Keeping up the craftsmanship theme I have been exploring recently, I’ve been meaning to share this feature on Bruce Springsteen that I read last summer in The New Yorker. It’s an immensely interesting long profile on the enduring, iconic rock-and-roll star. (You’ve got to add the “roll” for Springsteen, don’t you? He’s more than just a “rock” star.) I was in college when his biggest album, Born In the U.S.A., dominated our music consciousness. It seemed like every song on that album was a huge hit. It was one of the first CDs I owned. (I was one of the first in my dorm to own a CD player and make the transition from vinyl. I have always been a bit of an early adopter.) Unfortunately, I have never seen Springsteen in concert, and his performances are considered epic. He goes for hours at high energy and gives the audience more than they expect. The man is in his sixties now and still going strong as an artist and performer. Here’s an excerpt from the article describing a rehearsal:

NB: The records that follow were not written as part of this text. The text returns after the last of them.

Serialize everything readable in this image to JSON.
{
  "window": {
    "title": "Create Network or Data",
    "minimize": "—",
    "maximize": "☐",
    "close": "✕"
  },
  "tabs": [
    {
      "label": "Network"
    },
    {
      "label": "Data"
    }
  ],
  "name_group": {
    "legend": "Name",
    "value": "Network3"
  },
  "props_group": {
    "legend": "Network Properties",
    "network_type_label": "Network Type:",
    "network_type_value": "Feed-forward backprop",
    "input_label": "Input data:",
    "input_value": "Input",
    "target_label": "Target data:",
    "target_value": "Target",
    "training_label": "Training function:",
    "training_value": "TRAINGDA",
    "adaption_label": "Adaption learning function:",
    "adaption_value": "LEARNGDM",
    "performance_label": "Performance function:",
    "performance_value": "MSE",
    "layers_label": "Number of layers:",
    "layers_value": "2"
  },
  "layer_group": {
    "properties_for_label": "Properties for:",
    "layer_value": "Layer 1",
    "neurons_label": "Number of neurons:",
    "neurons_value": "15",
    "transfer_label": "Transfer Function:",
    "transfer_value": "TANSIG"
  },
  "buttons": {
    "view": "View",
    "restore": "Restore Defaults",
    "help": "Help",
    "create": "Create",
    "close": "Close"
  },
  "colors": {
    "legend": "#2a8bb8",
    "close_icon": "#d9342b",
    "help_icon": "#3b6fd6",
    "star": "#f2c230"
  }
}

Springsteen arrived and greeted everyone with a quick hello and his distinctive cackle. He is five-nine and walks with a rolling rodeo gait. When he takes in something new—a visitor, a thought, a passing car in the distance—his eyes narrow, as if in hard light, and his lower jaw protrudes a bit. His hairline is receding, and, if one had to guess, he has, over the years, in the face of high-def scrutiny and the fight against time, enjoined the expensive attentions of cosmetic and dental practitioners. He remains dispiritingly handsome, preposterously fit. (“He has practically the same waist size as when I met him, when we were fifteen,” says Steve Van Zandt, who does not.) Some of this has to do with his abstemious inclinations; Van Zandt says Springsteen is “the only guy I know—I think the only guy I know at all—who never did drugs.” He’s followed more or less the same exercise regimen for thirty years: he runs on a treadmill and, with a trainer, works out with weights. It has paid off. His muscle tone approximates a fresh tennis ball. And yet, with the tour a month away, he laughed at the idea that he was ready. “I’m not remotely close,” he said, slumping into a chair twenty rows back from the stage.

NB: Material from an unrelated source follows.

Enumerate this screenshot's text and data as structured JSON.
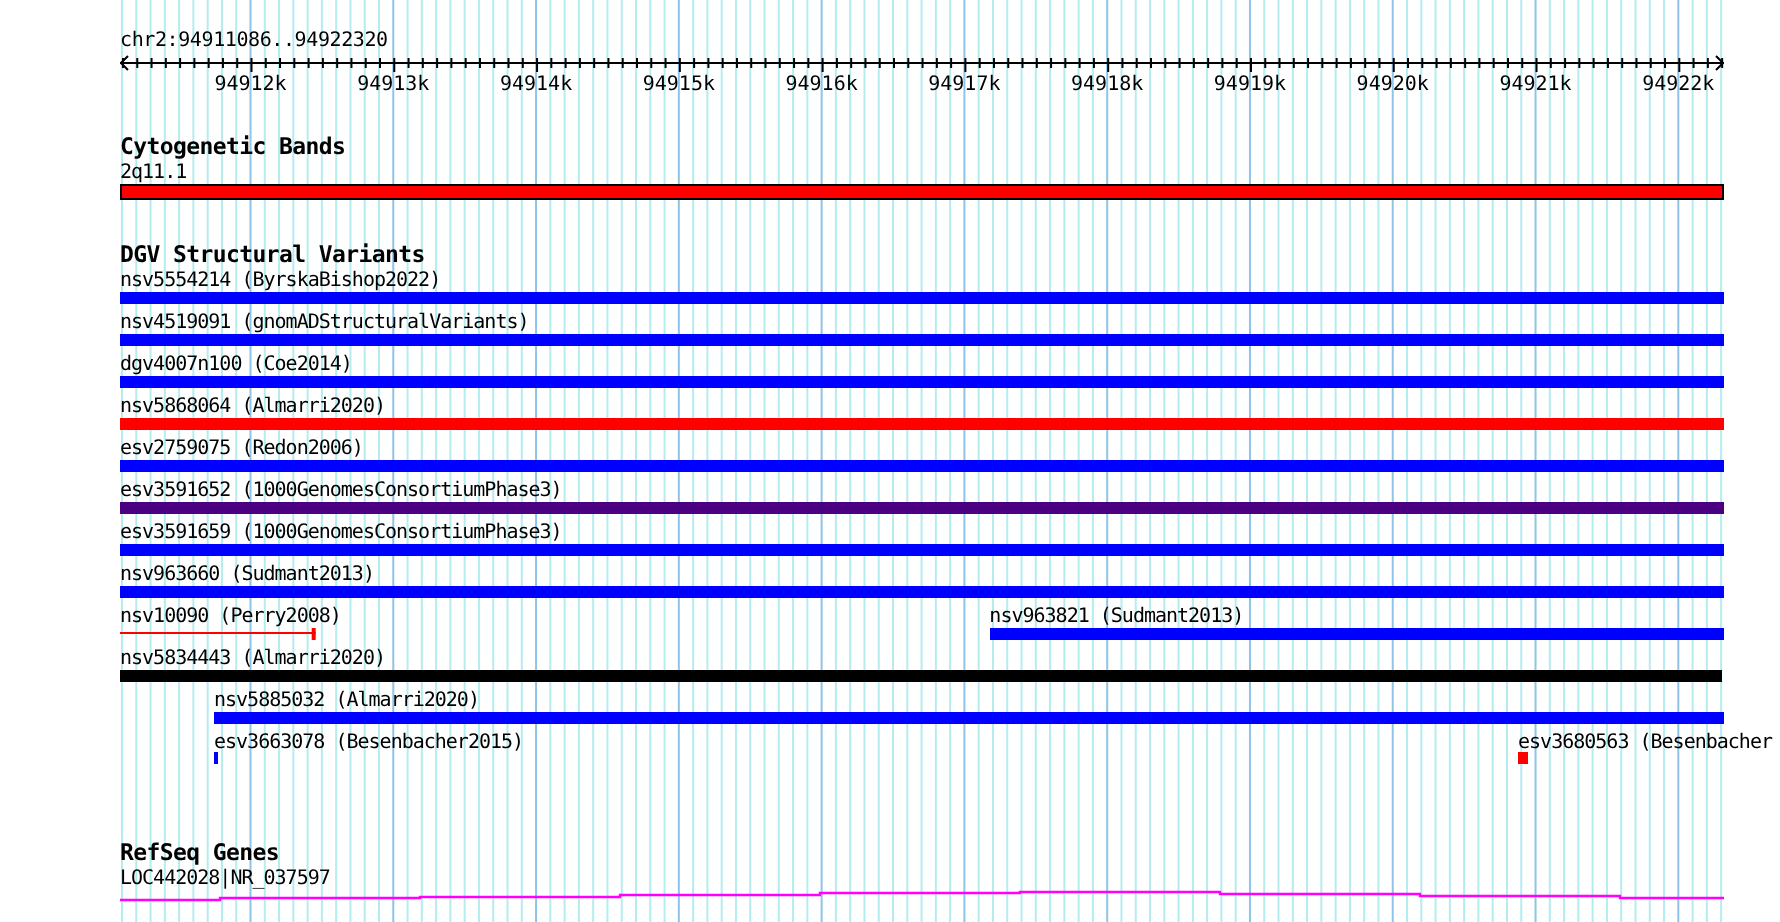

Preparing for a tour is a process far more involved than middle-aged workouts designed to stave off premature infarction. “Think of it this way: performing is like sprinting while screaming for three, four minutes,” Springsteen said. “And then you do it again. And then you do it again. And then you walk a little, shouting the whole time. And so on. Your adrenaline quickly overwhelms your conditioning.” His style in performance is joyously demonic, as close as a white man of Social Security age can get to James Brown circa 1962 without risking a herniated disk or a shattered pelvis. Concerts last in excess of three hours, without a break, and he is constantly dancing, screaming, imploring, mugging, kicking, windmilling, crowd-surfing, climbing a drum riser, jumping on an amp, leaping off Roy Bittan’s piano. The display of energy and its depletion is part of what is expected of him. In return, the crowd participates in a display of communal adoration. Like pilgrims at a gigantic outdoor Mass—think John Paul II at Gdansk—they know their role: when to raise their hands, when to sway, when to sing, when to scream his name, when to bear his body, hand over hand, from the rear of the orchestra to the stage. (Van Zandt: “Messianic? Is that the word you’re looking for?”)

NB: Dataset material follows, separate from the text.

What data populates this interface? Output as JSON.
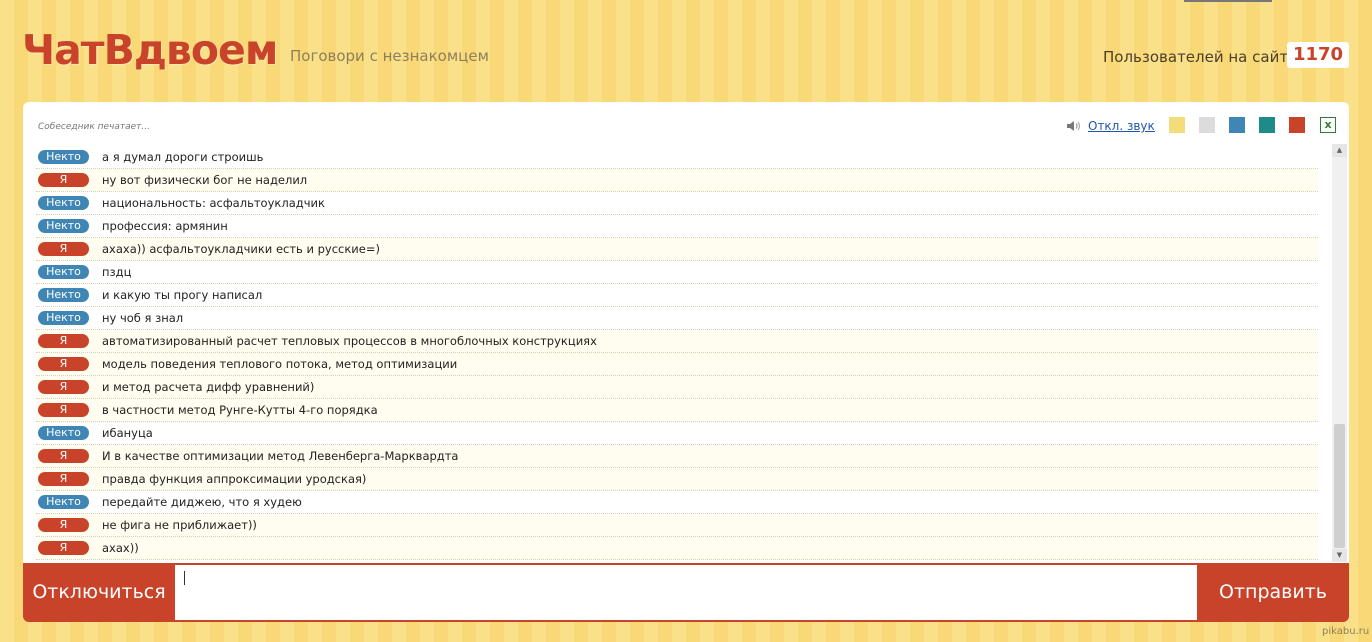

The article goes on to describe Springsteen leading his band through a meticulous, intense rehearsal in an empty hall they rent just to prepare for a tour. I’m sure after all those years of performing, The Boss could just walk out on stage and put on a good show without much preparation. But he doesn’t want to be just “good”. He’s great because he approaches his work with discipline (note above how he takes care of his body) and attention to detail. He’s a master, constantly refining his craft. And rehearsal is crucial.
My college speech teacher, Cal Logue, was insistent that we must rehearse our presentations out loud on our own multiple times before facing an audience. I was reluctant, feeling it silly to talk to myself in an empty room. But I did it, and in the process discovered problems and new ideas and connections that wouldn’t have been obvious had I not rehearsed out loud. I still do it when preparing a big presentation. I close the doors on the presentation room in our office, load my slides, and give my talk to a bunch of empty chairs. And I never fail to come up with improvements. Timing and flow especially benefit from live rehearsal, and you can’t get that from just reading over your notes multiple times and clicking through your slides over and over. If the first time you give a prepared talk is in front of a live audience, you’re giving them something less than your best. If Springsteen still rehearses, you should, too.